Folklore is a serious matter in Italy!
Italian traditional festivals and fairs are genuine
Traditional Italian country festivals and fairs are genuine, thought not for touristic purposes. They come from real historical roots and from communities with strong identity. Italy is a country rich in anthropological biodiversity: here you can find many different languages, landscapes, food… Many different contexts, a wide range of possibilities.
Gubbio and Saint Ubaldo Day
Every 15th of May Gubbio hosts a great event called “Festa dei Ceri” (it’s Saint Ubaldo Day): people carry along the city streets three big wood cylinders, 300 kg heavy each, which represent three candles in honor of three Saints. Everybody feel actively involved, even the emigrants who usually come back for this special day. It is a Christian festival, coming from a pagan fertility rite that dates back to 2000 years ago and which is told in the popular “Tavole Egubine”.
In Italy every festival draws its inspiration from history. Have you ever heard about “Palio delle porte” (doors festival) of Gualdo Tadino, near Perugia? It is a race on donkeys, where people ride bareback. It is a quite recent revival event, but the tradition historically dates back to the Middle Age, since 1519. In this area just a few decades ago, donkeys were important for the fieldwork and as means of transportation. Thanks to this festival, many farmers are reevaluating donkeys, for example for their healthy milk.
The famous “Batailles de Reines” of Aosta represents the dispute among the painted cows. This is an instinctive action of these animals, that compete to gain the best mountain pasture areas. The “Infiorata di Sant’Efisio” (flower parade) of Cagliari is a street parade of knights and horses, where all the people wear local traditional costumes.
La Spezia and the Gulf Palio
The Gulf Palio of La Spezia is a sailing race between different rower crews, representing the neighbourhoods of this area. The Palio come from the old competition among local fishermen, who had to arrive first ashore to sell their fishes at the market at the best price. Today it is still quite competitive, but it represents above all a moment of cohesion among the different social and linguistic parts of this recent community: La Spezia has begun its demographic growth in the 19th century, when the military dockyard drew a lot of workers from all over Italy.

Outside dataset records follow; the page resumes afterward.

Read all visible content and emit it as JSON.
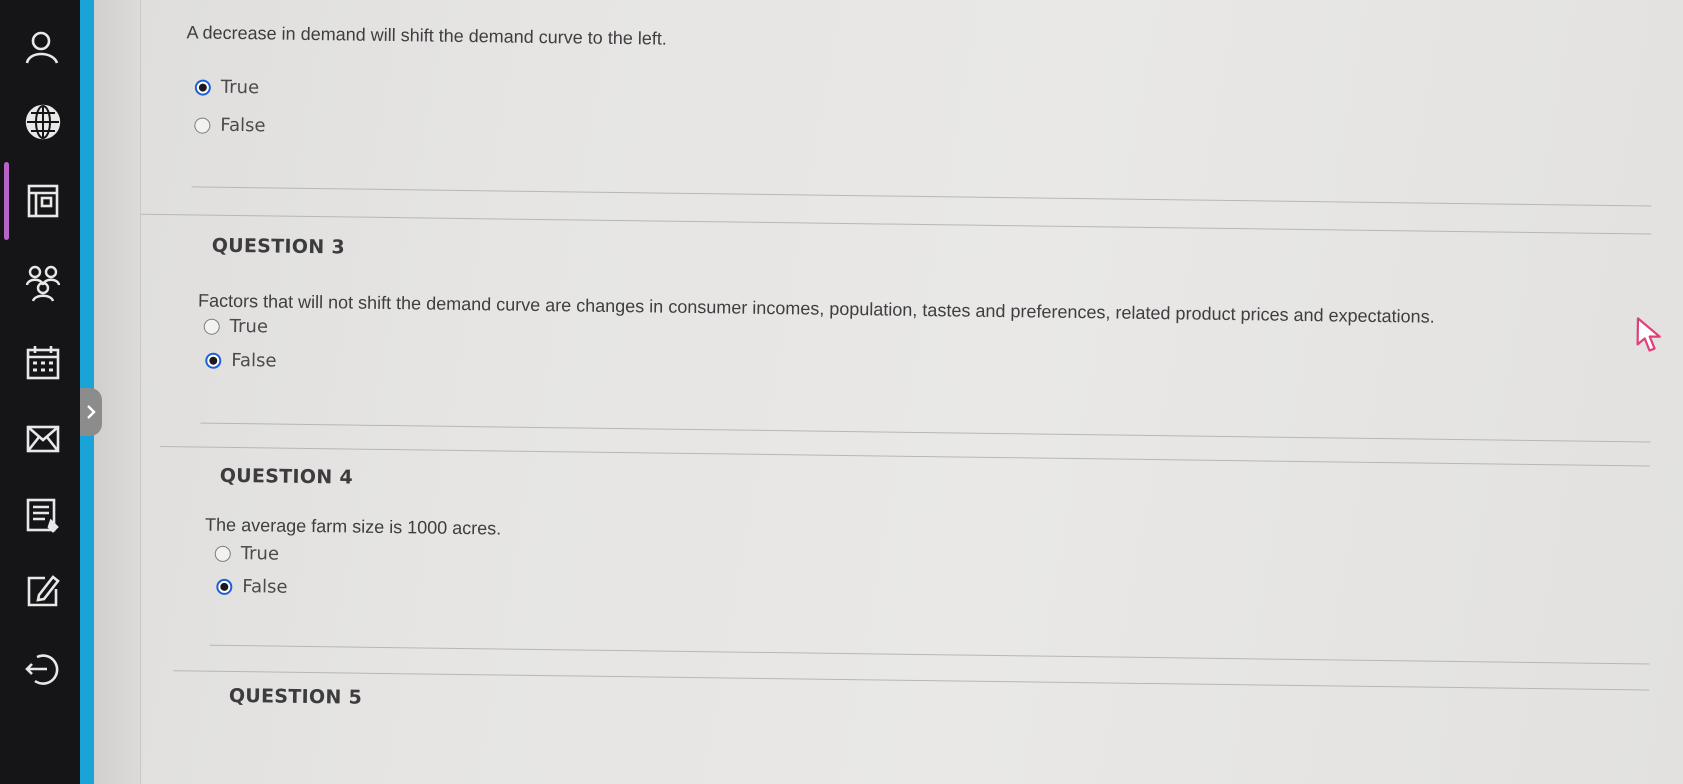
{
  "sidebar": {
    "icons": [
      "user-icon",
      "globe-icon",
      "courses-icon",
      "groups-icon",
      "calendar-icon",
      "mail-icon",
      "grades-icon",
      "edit-icon",
      "sign-out-icon"
    ],
    "collapse_icon": "chevron-right-icon",
    "accent_color": "#1aa3d6",
    "active_indicator_color": "#b565c7"
  },
  "questions": [
    {
      "number": "",
      "text": "A decrease in demand will shift the demand curve to the left.",
      "options": [
        {
          "label": "True",
          "selected": true
        },
        {
          "label": "False",
          "selected": false
        }
      ]
    },
    {
      "number": "QUESTION 3",
      "text": "Factors that will not shift the demand curve are changes in consumer incomes, population, tastes and preferences, related product prices and expectations.",
      "options": [
        {
          "label": "True",
          "selected": false
        },
        {
          "label": "False",
          "selected": true
        }
      ]
    },
    {
      "number": "QUESTION 4",
      "text": "The average farm size is 1000 acres.",
      "options": [
        {
          "label": "True",
          "selected": false
        },
        {
          "label": "False",
          "selected": true
        }
      ]
    },
    {
      "number": "QUESTION 5",
      "text": "",
      "options": []
    }
  ],
  "colors": {
    "radio_selected_ring": "#1e5fd6",
    "text": "#3e3e40"
  }
}
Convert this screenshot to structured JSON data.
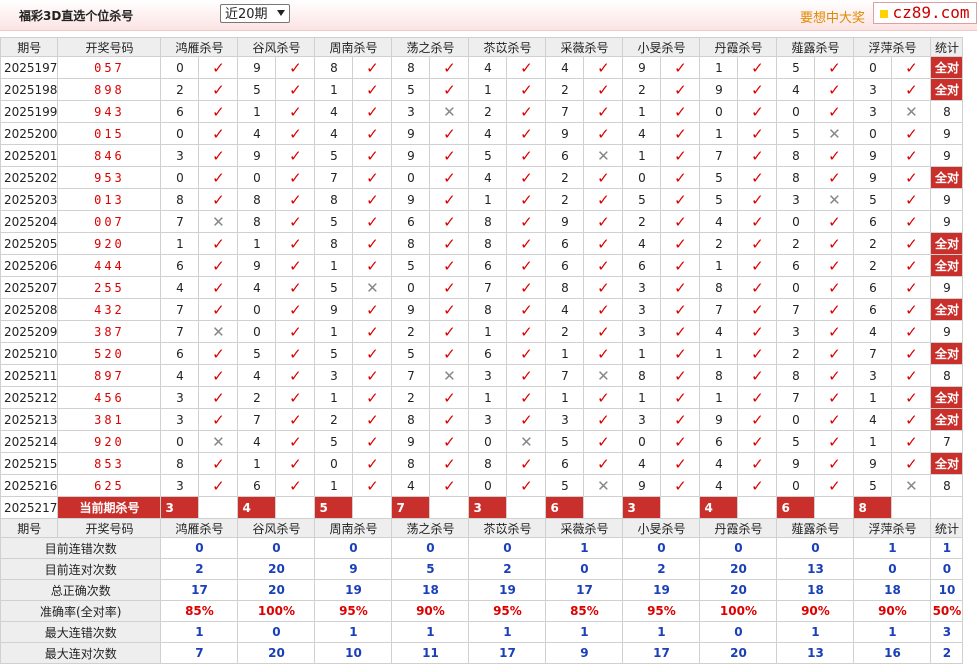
{
  "header": {
    "title": "福彩3D直选个位杀号",
    "period_select": "近20期",
    "slogan": "要想中大奖",
    "logo": "cz89.com"
  },
  "columns": {
    "period": "期号",
    "winning": "开奖号码",
    "stat": "统计",
    "experts": [
      "鸿雁杀号",
      "谷风杀号",
      "周南杀号",
      "荡之杀号",
      "苶苡杀号",
      "采薇杀号",
      "小旻杀号",
      "丹霞杀号",
      "薤露杀号",
      "浮萍杀号"
    ]
  },
  "rows": [
    {
      "p": "2025197",
      "w": "057",
      "k": [
        "0",
        "9",
        "8",
        "8",
        "4",
        "4",
        "9",
        "1",
        "5",
        "0"
      ],
      "r": "1111111111",
      "s": "全对"
    },
    {
      "p": "2025198",
      "w": "898",
      "k": [
        "2",
        "5",
        "1",
        "5",
        "1",
        "2",
        "2",
        "9",
        "4",
        "3"
      ],
      "r": "1111111111",
      "s": "全对"
    },
    {
      "p": "2025199",
      "w": "943",
      "k": [
        "6",
        "1",
        "4",
        "3",
        "2",
        "7",
        "1",
        "0",
        "0",
        "3"
      ],
      "r": "1110111110",
      "s": "8"
    },
    {
      "p": "2025200",
      "w": "015",
      "k": [
        "0",
        "4",
        "4",
        "9",
        "4",
        "9",
        "4",
        "1",
        "5",
        "0"
      ],
      "r": "1111111101",
      "s": "9"
    },
    {
      "p": "2025201",
      "w": "846",
      "k": [
        "3",
        "9",
        "5",
        "9",
        "5",
        "6",
        "1",
        "7",
        "8",
        "9"
      ],
      "r": "1111101111",
      "s": "9"
    },
    {
      "p": "2025202",
      "w": "953",
      "k": [
        "0",
        "0",
        "7",
        "0",
        "4",
        "2",
        "0",
        "5",
        "8",
        "9"
      ],
      "r": "1111111111",
      "s": "全对"
    },
    {
      "p": "2025203",
      "w": "013",
      "k": [
        "8",
        "8",
        "8",
        "9",
        "1",
        "2",
        "5",
        "5",
        "3",
        "5"
      ],
      "r": "1111111101",
      "s": "9"
    },
    {
      "p": "2025204",
      "w": "007",
      "k": [
        "7",
        "8",
        "5",
        "6",
        "8",
        "9",
        "2",
        "4",
        "0",
        "6"
      ],
      "r": "0111111111",
      "s": "9"
    },
    {
      "p": "2025205",
      "w": "920",
      "k": [
        "1",
        "1",
        "8",
        "8",
        "8",
        "6",
        "4",
        "2",
        "2",
        "2"
      ],
      "r": "1111111111",
      "s": "全对"
    },
    {
      "p": "2025206",
      "w": "444",
      "k": [
        "6",
        "9",
        "1",
        "5",
        "6",
        "6",
        "6",
        "1",
        "6",
        "2"
      ],
      "r": "1111111111",
      "s": "全对"
    },
    {
      "p": "2025207",
      "w": "255",
      "k": [
        "4",
        "4",
        "5",
        "0",
        "7",
        "8",
        "3",
        "8",
        "0",
        "6"
      ],
      "r": "1101111111",
      "s": "9"
    },
    {
      "p": "2025208",
      "w": "432",
      "k": [
        "7",
        "0",
        "9",
        "9",
        "8",
        "4",
        "3",
        "7",
        "7",
        "6"
      ],
      "r": "1111111111",
      "s": "全对"
    },
    {
      "p": "2025209",
      "w": "387",
      "k": [
        "7",
        "0",
        "1",
        "2",
        "1",
        "2",
        "3",
        "4",
        "3",
        "4"
      ],
      "r": "0111111111",
      "s": "9"
    },
    {
      "p": "2025210",
      "w": "520",
      "k": [
        "6",
        "5",
        "5",
        "5",
        "6",
        "1",
        "1",
        "1",
        "2",
        "7"
      ],
      "r": "1111111111",
      "s": "全对"
    },
    {
      "p": "2025211",
      "w": "897",
      "k": [
        "4",
        "4",
        "3",
        "7",
        "3",
        "7",
        "8",
        "8",
        "8",
        "3"
      ],
      "r": "1110101111",
      "s": "8"
    },
    {
      "p": "2025212",
      "w": "456",
      "k": [
        "3",
        "2",
        "1",
        "2",
        "1",
        "1",
        "1",
        "1",
        "7",
        "1"
      ],
      "r": "1111111111",
      "s": "全对"
    },
    {
      "p": "2025213",
      "w": "381",
      "k": [
        "3",
        "7",
        "2",
        "8",
        "3",
        "3",
        "3",
        "9",
        "0",
        "4"
      ],
      "r": "1111111111",
      "s": "全对"
    },
    {
      "p": "2025214",
      "w": "920",
      "k": [
        "0",
        "4",
        "5",
        "9",
        "0",
        "5",
        "0",
        "6",
        "5",
        "1"
      ],
      "r": "0111011111",
      "s": "7"
    },
    {
      "p": "2025215",
      "w": "853",
      "k": [
        "8",
        "1",
        "0",
        "8",
        "8",
        "6",
        "4",
        "4",
        "9",
        "9"
      ],
      "r": "1111111111",
      "s": "全对"
    },
    {
      "p": "2025216",
      "w": "625",
      "k": [
        "3",
        "6",
        "1",
        "4",
        "0",
        "5",
        "9",
        "4",
        "0",
        "5"
      ],
      "r": "1111101110",
      "s": "8"
    }
  ],
  "current": {
    "p": "2025217",
    "label": "当前期杀号",
    "k": [
      "3",
      "4",
      "5",
      "7",
      "3",
      "6",
      "3",
      "4",
      "6",
      "8"
    ]
  },
  "summary": [
    {
      "label": "目前连错次数",
      "v": [
        "0",
        "0",
        "0",
        "0",
        "0",
        "1",
        "0",
        "0",
        "0",
        "1"
      ],
      "t": "1",
      "red": false
    },
    {
      "label": "目前连对次数",
      "v": [
        "2",
        "20",
        "9",
        "5",
        "2",
        "0",
        "2",
        "20",
        "13",
        "0"
      ],
      "t": "0",
      "red": false
    },
    {
      "label": "总正确次数",
      "v": [
        "17",
        "20",
        "19",
        "18",
        "19",
        "17",
        "19",
        "20",
        "18",
        "18"
      ],
      "t": "10",
      "red": false
    },
    {
      "label": "准确率(全对率)",
      "v": [
        "85%",
        "100%",
        "95%",
        "90%",
        "95%",
        "85%",
        "95%",
        "100%",
        "90%",
        "90%"
      ],
      "t": "50%",
      "red": true
    },
    {
      "label": "最大连错次数",
      "v": [
        "1",
        "0",
        "1",
        "1",
        "1",
        "1",
        "1",
        "0",
        "1",
        "1"
      ],
      "t": "3",
      "red": false
    },
    {
      "label": "最大连对次数",
      "v": [
        "7",
        "20",
        "10",
        "11",
        "17",
        "9",
        "17",
        "20",
        "13",
        "16"
      ],
      "t": "2",
      "red": false
    }
  ]
}
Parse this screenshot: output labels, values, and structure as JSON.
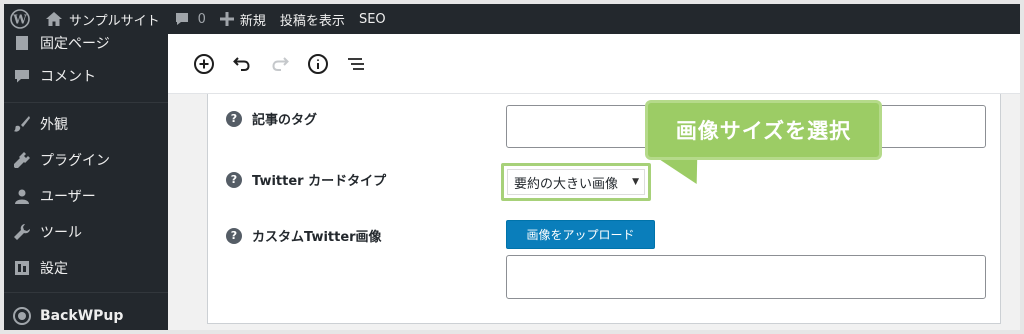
{
  "admin_bar": {
    "site_name": "サンプルサイト",
    "comment_count": "0",
    "new_label": "新規",
    "view_post_label": "投稿を表示",
    "seo_label": "SEO"
  },
  "sidebar": {
    "items": [
      {
        "label": "固定ページ",
        "icon": "page-icon"
      },
      {
        "label": "コメント",
        "icon": "comment-icon"
      },
      {
        "label": "外観",
        "icon": "brush-icon"
      },
      {
        "label": "プラグイン",
        "icon": "plugin-icon"
      },
      {
        "label": "ユーザー",
        "icon": "user-icon"
      },
      {
        "label": "ツール",
        "icon": "wrench-icon"
      },
      {
        "label": "設定",
        "icon": "settings-icon"
      },
      {
        "label": "BackWPup",
        "icon": "backwpup-icon"
      }
    ]
  },
  "toolbar": {
    "buttons": [
      "add-block-icon",
      "undo-icon",
      "redo-icon",
      "info-icon",
      "outline-icon"
    ]
  },
  "fields": {
    "tags_label": "記事のタグ",
    "tags_value": "",
    "card_type_label": "Twitter カードタイプ",
    "card_type_value": "要約の大きい画像",
    "custom_image_label": "カスタムTwitter画像",
    "upload_button": "画像をアップロード",
    "custom_image_value": ""
  },
  "callout": {
    "text": "画像サイズを選択",
    "color": "#9ccc65"
  }
}
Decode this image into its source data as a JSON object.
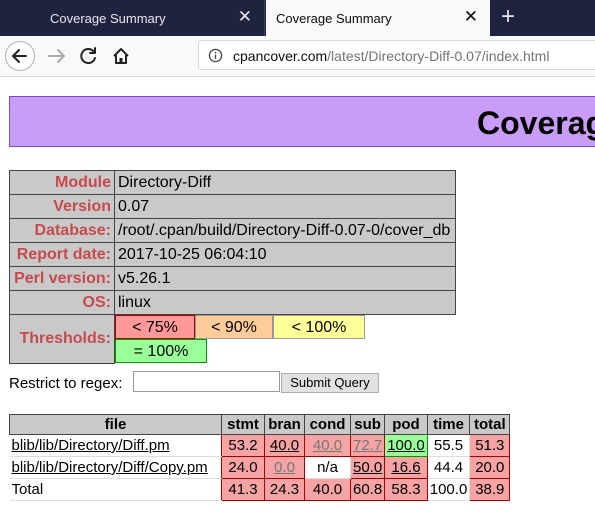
{
  "tabs": [
    {
      "label": "Coverage Summary"
    },
    {
      "label": "Coverage Summary"
    }
  ],
  "url": {
    "host": "cpancover.com",
    "path": "/latest/Directory-Diff-0.07/index.html"
  },
  "banner": {
    "title": "Coverage Summary"
  },
  "info": [
    {
      "key": "Module",
      "value": "Directory-Diff"
    },
    {
      "key": "Version",
      "value": "0.07"
    },
    {
      "key": "Database:",
      "value": "/root/.cpan/build/Directory-Diff-0.07-0/cover_db"
    },
    {
      "key": "Report date:",
      "value": "2017-10-25 06:04:10"
    },
    {
      "key": "Perl version:",
      "value": "v5.26.1"
    },
    {
      "key": "OS:",
      "value": "linux"
    }
  ],
  "thresholds": {
    "label": "Thresholds:",
    "items": [
      {
        "text": "< 75%",
        "color": "#ff9999"
      },
      {
        "text": "< 90%",
        "color": "#ffcc99"
      },
      {
        "text": "< 100%",
        "color": "#ffff99"
      },
      {
        "text": "= 100%",
        "color": "#99ff99"
      }
    ]
  },
  "regex": {
    "label": "Restrict to regex:",
    "value": "",
    "submit": "Submit Query"
  },
  "coverage": {
    "headers": [
      "file",
      "stmt",
      "bran",
      "cond",
      "sub",
      "pod",
      "time",
      "total"
    ],
    "rows": [
      {
        "file": "blib/lib/Directory/Diff.pm",
        "cells": [
          "53.2",
          "40.0",
          "40.0",
          "72.7",
          "100.0",
          "55.5",
          "51.3"
        ]
      },
      {
        "file": "blib/lib/Directory/Diff/Copy.pm",
        "cells": [
          "24.0",
          "0.0",
          "n/a",
          "50.0",
          "16.6",
          "44.4",
          "20.0"
        ]
      },
      {
        "file": "Total",
        "cells": [
          "41.3",
          "24.3",
          "40.0",
          "60.8",
          "58.3",
          "100.0",
          "38.9"
        ]
      }
    ]
  },
  "colors": {
    "banner": "#c99cf8",
    "label_red": "#c74a4a",
    "cell_red": "#f5a3a3",
    "cell_green": "#99ff99"
  }
}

There are so many examples! Let’s take Italian folklore seriously!